Sticky solutions to your everyday business challenges
Question: I am the Regional Director of a pharma company with about 75 employees. Two years ago, we hired a sales producer who came to us with an outstanding portfolio of industry experience. She’s proven herself to be a self-starter, a hard worker, and one of our leading achievers. The problem is, no one else wants to work with her. She’s arrogant, pushes for special treatment, and creates drama everywhere she goes. I’ve tried coaching and conflict resolution which seems to work for awhile, but she keeps sliding back into her old self. What advice can you share for how to handle this toxic performer?
Answer: You have what is known as the black walnut tree of the employee pool. They generate pounds and pounds of walnuts, but secrete a substance into the soil that is toxic to other plants within a 50-foot perimeter. Don’t blame yourself. Top performers who are also toxic to everyone around them are more common than you might think. In fact, it’s often partly because certain personalities excel at their jobs—and know it—that they become so difficult to work with.
These toxic achievers pose a serious constant dilemma. On the one hand, they produce results. On the other hand, they create revolving doors all around them, and, as you know, suck up a tremendous amount of time and energy handling the drama that surrounds them.
The question ultimately becomes: Can you succeed with this person on the team or realistically survive without her?
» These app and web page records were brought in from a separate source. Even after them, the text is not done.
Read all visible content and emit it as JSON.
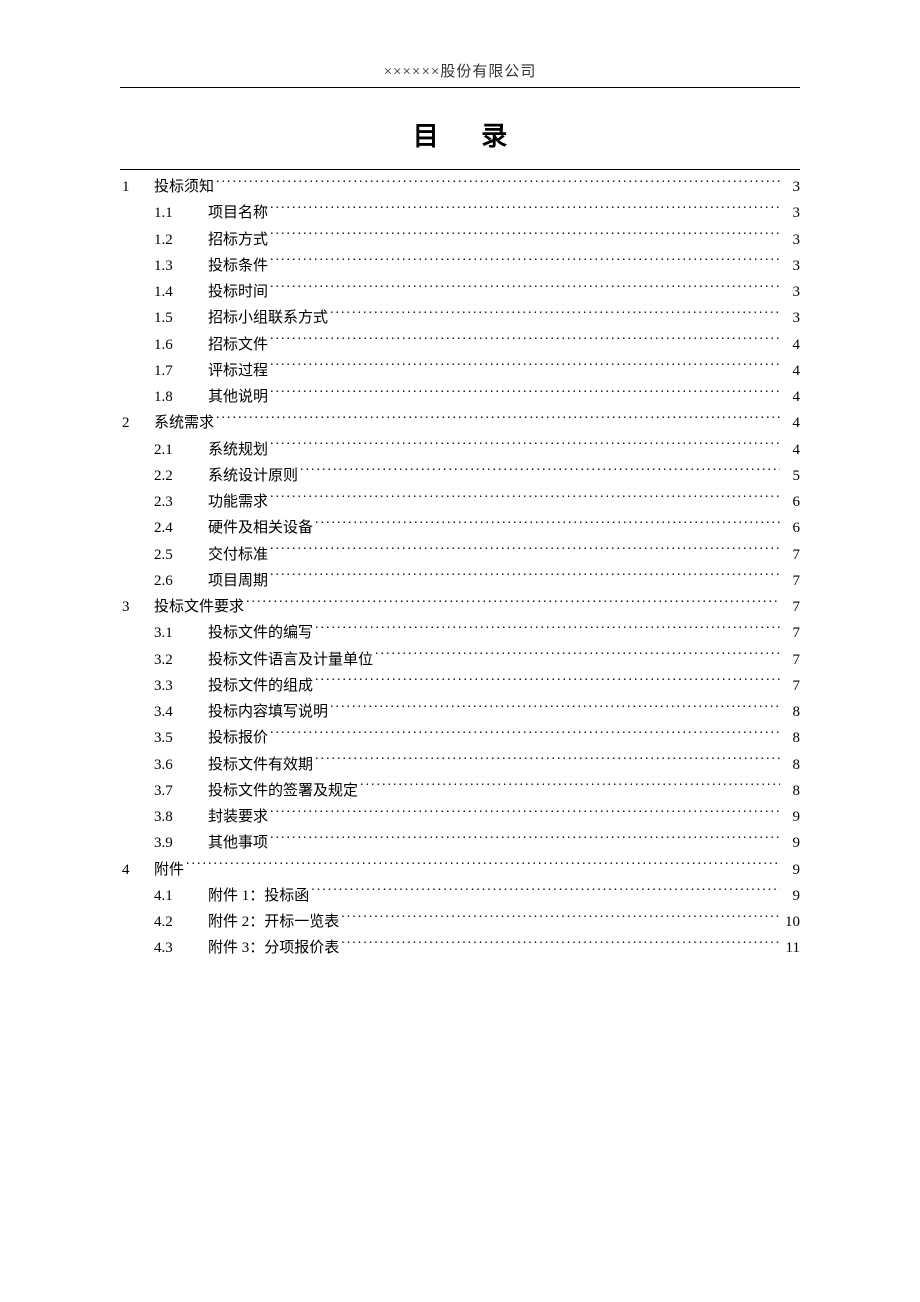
{
  "header": "××××××股份有限公司",
  "title": "目 录",
  "toc": [
    {
      "level": 1,
      "num": "1",
      "label": "投标须知",
      "page": "3"
    },
    {
      "level": 2,
      "num": "1.1",
      "label": "项目名称",
      "page": "3"
    },
    {
      "level": 2,
      "num": "1.2",
      "label": "招标方式",
      "page": "3"
    },
    {
      "level": 2,
      "num": "1.3",
      "label": "投标条件",
      "page": "3"
    },
    {
      "level": 2,
      "num": "1.4",
      "label": "投标时间",
      "page": "3"
    },
    {
      "level": 2,
      "num": "1.5",
      "label": "招标小组联系方式",
      "page": "3"
    },
    {
      "level": 2,
      "num": "1.6",
      "label": "招标文件",
      "page": "4"
    },
    {
      "level": 2,
      "num": "1.7",
      "label": "评标过程",
      "page": "4"
    },
    {
      "level": 2,
      "num": "1.8",
      "label": "其他说明",
      "page": "4"
    },
    {
      "level": 1,
      "num": "2",
      "label": "系统需求",
      "page": "4"
    },
    {
      "level": 2,
      "num": "2.1",
      "label": "系统规划",
      "page": "4"
    },
    {
      "level": 2,
      "num": "2.2",
      "label": "系统设计原则",
      "page": "5"
    },
    {
      "level": 2,
      "num": "2.3",
      "label": "功能需求",
      "page": "6"
    },
    {
      "level": 2,
      "num": "2.4",
      "label": "硬件及相关设备",
      "page": "6"
    },
    {
      "level": 2,
      "num": "2.5",
      "label": "交付标准",
      "page": "7"
    },
    {
      "level": 2,
      "num": "2.6",
      "label": "项目周期",
      "page": "7"
    },
    {
      "level": 1,
      "num": "3",
      "label": "投标文件要求",
      "page": "7"
    },
    {
      "level": 2,
      "num": "3.1",
      "label": "投标文件的编写",
      "page": "7"
    },
    {
      "level": 2,
      "num": "3.2",
      "label": "投标文件语言及计量单位",
      "page": "7"
    },
    {
      "level": 2,
      "num": "3.3",
      "label": "投标文件的组成",
      "page": "7"
    },
    {
      "level": 2,
      "num": "3.4",
      "label": "投标内容填写说明",
      "page": "8"
    },
    {
      "level": 2,
      "num": "3.5",
      "label": "投标报价",
      "page": "8"
    },
    {
      "level": 2,
      "num": "3.6",
      "label": "投标文件有效期",
      "page": "8"
    },
    {
      "level": 2,
      "num": "3.7",
      "label": "投标文件的签署及规定",
      "page": "8"
    },
    {
      "level": 2,
      "num": "3.8",
      "label": "封装要求",
      "page": "9"
    },
    {
      "level": 2,
      "num": "3.9",
      "label": "其他事项",
      "page": "9"
    },
    {
      "level": 1,
      "num": "4",
      "label": "附件",
      "page": "9"
    },
    {
      "level": 2,
      "num": "4.1",
      "label": "附件 1：投标函",
      "page": "9"
    },
    {
      "level": 2,
      "num": "4.2",
      "label": "附件 2：开标一览表",
      "page": "10"
    },
    {
      "level": 2,
      "num": "4.3",
      "label": "附件 3：分项报价表",
      "page": "11"
    }
  ]
}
If you add up all of the collateral damage in terms of stress, chaos, and conflict, you’ll come down to one solution – the only way to have a healthy organization is to prune out the toxic achiever.
Some personality types and certain kinds of office conflicts can be managed, but this one can’t. Be careful to document the negative impact on the organization, incidents with colleagues, unwillingness to follow policies, and her inability to collaborate with others. Otherwise, you’re setting yourself up for a lawsuit and continued drama.
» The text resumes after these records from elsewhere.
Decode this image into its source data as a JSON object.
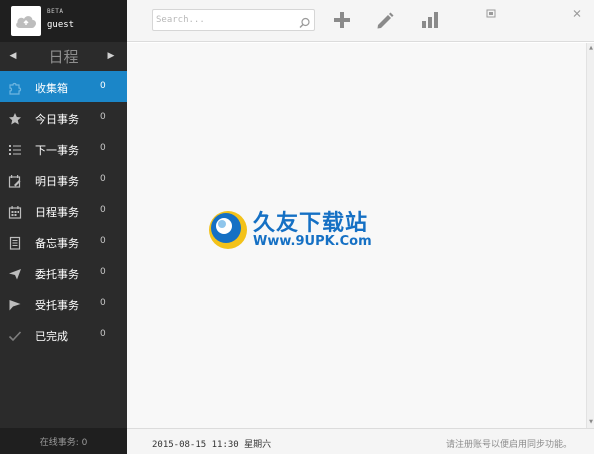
{
  "profile": {
    "badge": "BETA",
    "username": "guest"
  },
  "date_nav": {
    "title": "日程"
  },
  "nav": {
    "items": [
      {
        "label": "收集箱",
        "count": "0",
        "icon": "puzzle-icon"
      },
      {
        "label": "今日事务",
        "count": "0",
        "icon": "star-icon"
      },
      {
        "label": "下一事务",
        "count": "0",
        "icon": "list-icon"
      },
      {
        "label": "明日事务",
        "count": "0",
        "icon": "calendar-edit-icon"
      },
      {
        "label": "日程事务",
        "count": "0",
        "icon": "calendar-icon"
      },
      {
        "label": "备忘事务",
        "count": "0",
        "icon": "memo-icon"
      },
      {
        "label": "委托事务",
        "count": "0",
        "icon": "send-icon"
      },
      {
        "label": "受托事务",
        "count": "0",
        "icon": "flag-icon"
      },
      {
        "label": "已完成",
        "count": "0",
        "icon": "check-icon"
      }
    ],
    "active_index": 0
  },
  "footer": {
    "online_status": "在线事务: 0"
  },
  "toolbar": {
    "search_placeholder": "Search..."
  },
  "watermark": {
    "title": "久友下载站",
    "url": "Www.9UPK.Com"
  },
  "statusbar": {
    "datetime": "2015-08-15 11:30 星期六",
    "sync_hint": "请注册账号以便启用同步功能。"
  },
  "colors": {
    "sidebar_bg": "#2b2b2b",
    "active_item": "#1b86c8",
    "accent": "#1570c4"
  }
}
The thought of getting rid of your toxic achiever may cause you dread, but once she’s gone, you’ll be surprised how much better life is at the office. You will breathe easier, and your team will thank you. Chances are, she’s also miserable and would be happier in a culture that prides itself on extreme competition and less on valuing the contributions of others.